Rep. Barney Frank, D-Mass., indicated in a fundraising email that the 2012 election is unusually important because of the opportunity it presents to implement and expand Obamacare.
“Winning a Democratic majority in the House, along with maintaining a Democratic Senate and re-electing President Obama, are absolutely essential to continuing the significant advances that we began in 2009 and which were later blocked by the arrival of the Tea Party,” Frank said in a fundraising email for the Democratic Congressional Campaign Committee today (original emphasis).
The legislative sessions of 2009 were dominated by the Democratic push for Obamacare. In 2010, of course, the Tea Party created an anti-Obamacare wave election for Republicans, especially in the House.
What might “continuing the significant advances” of 2009 look like, in Frank’s imagination? “I’m for single payer,” Frank said in 2009, arguing that Medicare had proven the effectiveness of government-run health care. “I will accept as second best a very good public option which, by the way, when the conservatives say will lead to a total public plan, they are conceding our point, namely that people will find that there is a better level of care.”
Later in the Obamacare debate, Frank again said that he wanted a public option in order to get to single-payer health care. “I think that if we get a good public option it could lead to single payer and that is the best way to reach single payer,” he explained.
The Washington Examiner contacted Frank’s office to find out how he thinks the outcome of this election affects the possibility of getting a single-payer health care system implemented in the United States. [Updated with his remarks.]
“The letter was not simply about health care,” Frank told The Washington Examiner. “For me, financial reform obviously was the thing that I worked on the hardest’ and also getting rid of ‘Don’t Ask, Don’t Tell;’ DOMA; an Employment Non-Discrimination Act, there’s more to do on — we’re getting closer to getting getting full legal equality for lesbian, gay bisexual and transgender people, we’re not there yet; so I meant all of those things.”

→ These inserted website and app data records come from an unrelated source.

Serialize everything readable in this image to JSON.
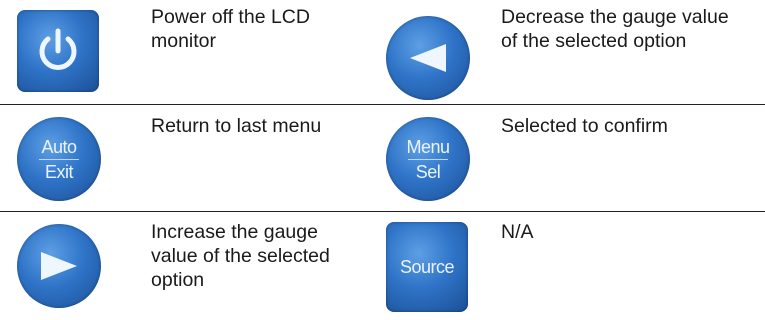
{
  "rows": [
    {
      "left_icon": "power-icon",
      "left_text": "Power off the LCD monitor",
      "right_icon": "left-arrow-icon",
      "right_text": "Decrease the gauge value of the selected option"
    },
    {
      "left_icon": "auto-exit-icon",
      "left_text": "Return to last menu",
      "right_icon": "menu-sel-icon",
      "right_text": "Selected to confirm"
    },
    {
      "left_icon": "right-arrow-icon",
      "left_text": "Increase the gauge value of the selected option",
      "right_icon": "source-icon",
      "right_text": "N/A"
    }
  ],
  "buttons": {
    "auto": "Auto",
    "exit": "Exit",
    "menu": "Menu",
    "sel": "Sel",
    "source": "Source"
  },
  "colors": {
    "button_blue": "#2f74c8",
    "rule": "#222222"
  }
}
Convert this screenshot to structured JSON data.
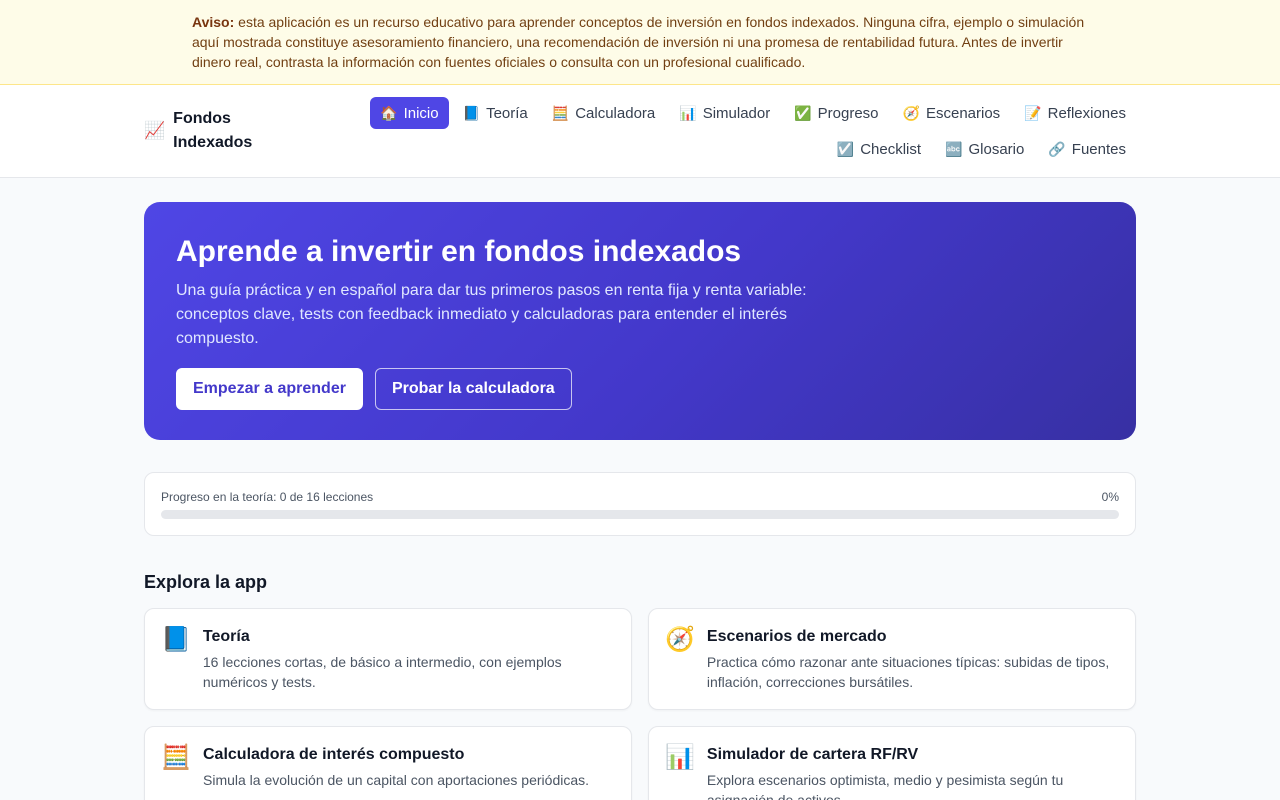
{
  "notice": {
    "label": "Aviso:",
    "text": " esta aplicación es un recurso educativo para aprender conceptos de inversión en fondos indexados. Ninguna cifra, ejemplo o simulación aquí mostrada constituye asesoramiento financiero, una recomendación de inversión ni una promesa de rentabilidad futura. Antes de invertir dinero real, contrasta la información con fuentes oficiales o consulta con un profesional cualificado."
  },
  "brand": {
    "icon": "📈",
    "name": "Fondos Indexados"
  },
  "nav": [
    {
      "icon": "🏠",
      "label": "Inicio",
      "active": true
    },
    {
      "icon": "📘",
      "label": "Teoría"
    },
    {
      "icon": "🧮",
      "label": "Calculadora"
    },
    {
      "icon": "📊",
      "label": "Simulador"
    },
    {
      "icon": "✅",
      "label": "Progreso"
    },
    {
      "icon": "🧭",
      "label": "Escenarios"
    },
    {
      "icon": "📝",
      "label": "Reflexiones"
    },
    {
      "icon": "☑️",
      "label": "Checklist"
    },
    {
      "icon": "🔤",
      "label": "Glosario"
    },
    {
      "icon": "🔗",
      "label": "Fuentes"
    }
  ],
  "hero": {
    "title": "Aprende a invertir en fondos indexados",
    "subtitle": "Una guía práctica y en español para dar tus primeros pasos en renta fija y renta variable: conceptos clave, tests con feedback inmediato y calculadoras para entender el interés compuesto.",
    "primary_button": "Empezar a aprender",
    "secondary_button": "Probar la calculadora"
  },
  "progress": {
    "label": "Progreso en la teoría: 0 de 16 lecciones",
    "percent_label": "0%",
    "fraction": 0
  },
  "explore": {
    "title": "Explora la app",
    "cards": [
      {
        "icon": "📘",
        "title": "Teoría",
        "desc": "16 lecciones cortas, de básico a intermedio, con ejemplos numéricos y tests."
      },
      {
        "icon": "🧭",
        "title": "Escenarios de mercado",
        "desc": "Practica cómo razonar ante situaciones típicas: subidas de tipos, inflación, correcciones bursátiles."
      },
      {
        "icon": "🧮",
        "title": "Calculadora de interés compuesto",
        "desc": "Simula la evolución de un capital con aportaciones periódicas."
      },
      {
        "icon": "📊",
        "title": "Simulador de cartera RF/RV",
        "desc": "Explora escenarios optimista, medio y pesimista según tu asignación de activos."
      }
    ]
  }
}
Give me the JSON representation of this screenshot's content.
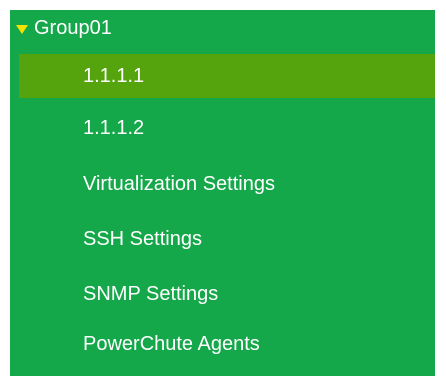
{
  "nav": {
    "group": {
      "label": "Group01",
      "expanded": true,
      "caret_icon": "triangle-down-icon",
      "caret_color": "#f4e200"
    },
    "items": [
      {
        "label": "1.1.1.1",
        "selected": true
      },
      {
        "label": "1.1.1.2",
        "selected": false
      },
      {
        "label": "Virtualization Settings",
        "selected": false
      },
      {
        "label": "SSH Settings",
        "selected": false
      },
      {
        "label": "SNMP Settings",
        "selected": false
      },
      {
        "label": "PowerChute Agents",
        "selected": false
      }
    ]
  },
  "colors": {
    "background": "#14a84a",
    "selected_background": "#55a40e",
    "text": "#ffffff"
  }
}
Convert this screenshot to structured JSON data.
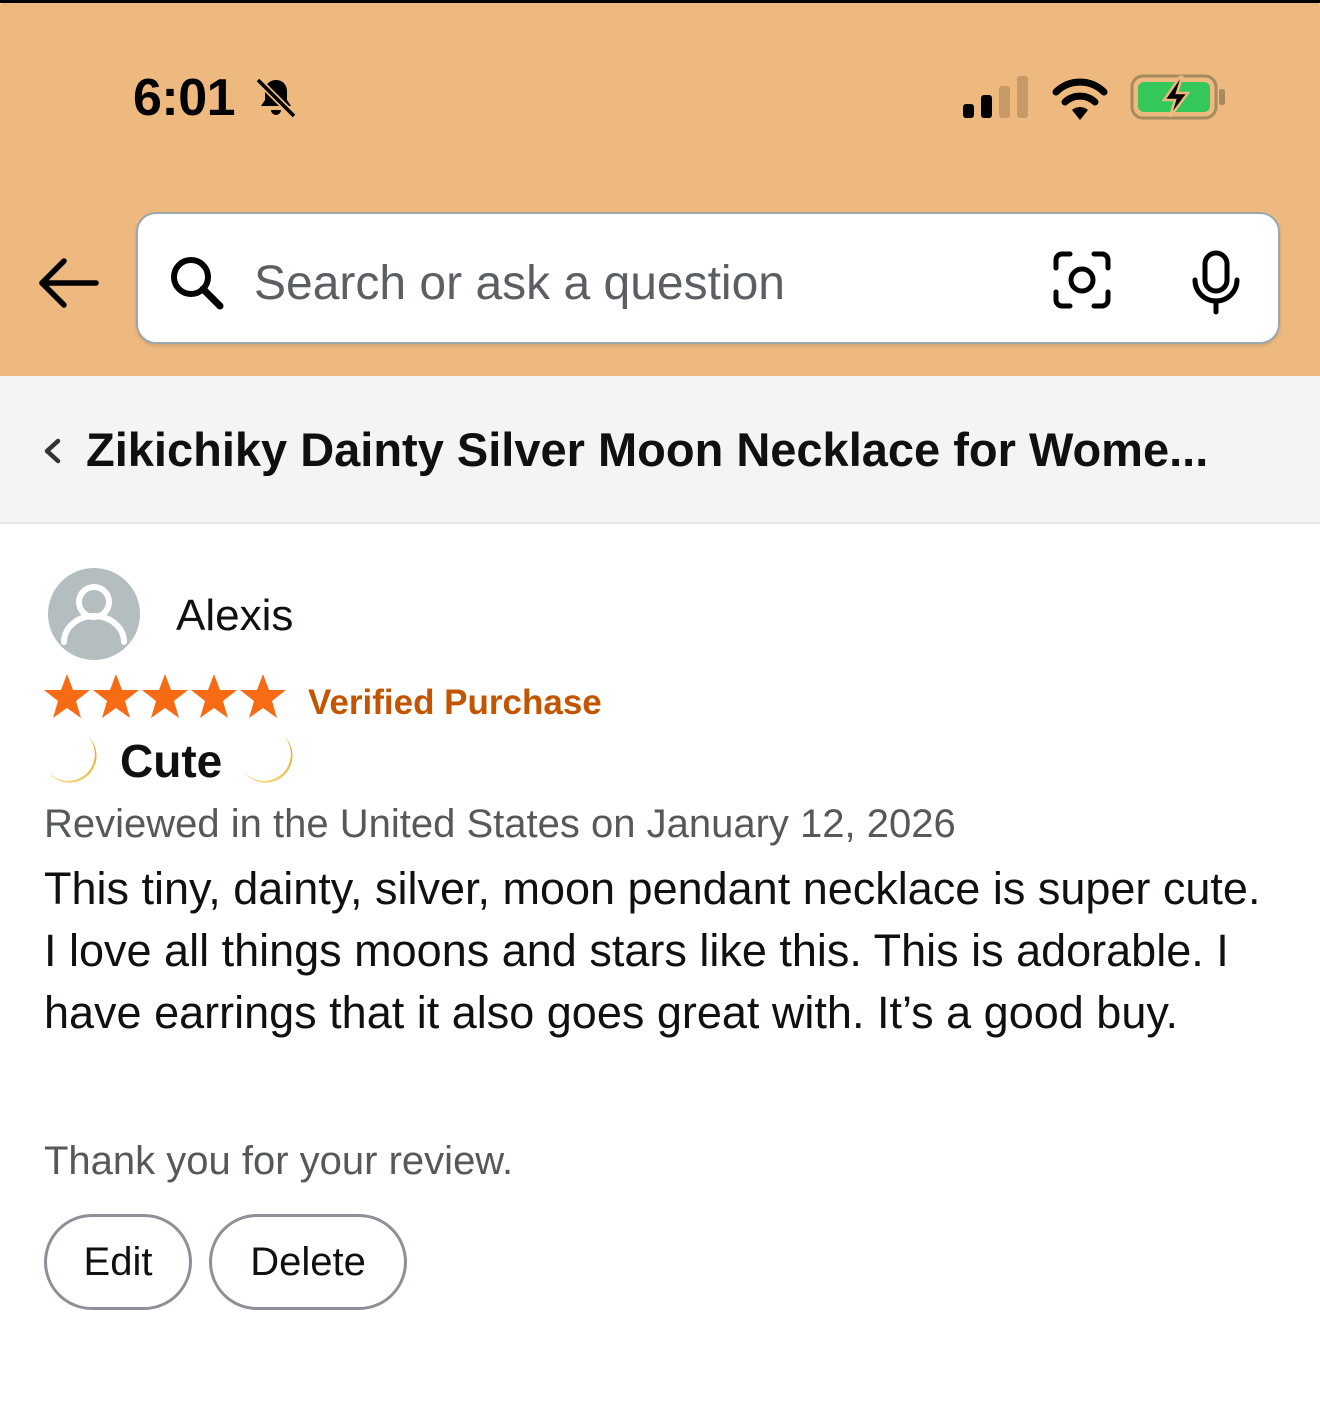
{
  "status_bar": {
    "time": "6:01",
    "icons": [
      "bell-slash-icon",
      "cellular-signal-icon",
      "wifi-icon",
      "battery-charging-icon"
    ],
    "battery_color": "#34c759"
  },
  "header": {
    "background_color": "#edb97f",
    "back_icon": "arrow-left-icon",
    "search": {
      "placeholder": "Search or ask a question",
      "icons": [
        "search-icon",
        "camera-lens-icon",
        "microphone-icon"
      ]
    }
  },
  "product_bar": {
    "back_icon": "chevron-left-icon",
    "title": "Zikichiky Dainty Silver Moon Necklace for Wome..."
  },
  "review": {
    "reviewer_name": "Alexis",
    "avatar_icon": "user-silhouette-icon",
    "rating": 5,
    "rating_max": 5,
    "star_color": "#f76b15",
    "badge": "Verified Purchase",
    "badge_color": "#c45500",
    "title_emoji": "🌙",
    "title": "Cute",
    "meta": "Reviewed in the United States on January 12, 2026",
    "body": "This tiny, dainty, silver, moon pendant necklace is super cute. I love all things moons and stars like this. This is adorable. I have earrings that it also goes great with. It’s a good buy.",
    "thanks": "Thank you for your review.",
    "actions": {
      "edit_label": "Edit",
      "delete_label": "Delete"
    }
  }
}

Frank does think that the health care system could move more towards single-payer if Obama is reelected. “In the first couple years what you would see would be consolidation of the administration — and particularly financial reform and health care,” he said to The Washington Examiner. “With regard to health care, I think that once people see that it is to their benefit we could go beyond that to extend the reach . . . Ultimately, I believe the Medicare system works best and I would be for a national — for everybody using Medicare. And I think people might be supportive after seeing how [Obamacare] works.”
He also said that, “at the very least,” Medicare should be expanded to include more people.
Frank’s fundraising email:
When a politician says that an election is the most important ever, it’s almost always because he or she is a candidate. So the fact that for the first time in 40 years I won’t be on a ballot should give me extra credibility.
Winning a Democratic majority in the House, along with maintaining a Democratic Senate and re-electing President Obama, are absolutely essential to continuing the significant advances that we began in 2009 and which were later blocked by the arrival of the Tea Party.
Ousting the Tea Party and wresting control of the House away from the Republican Party is the single most important step we can take to restore civility – and sanity – to the American political system.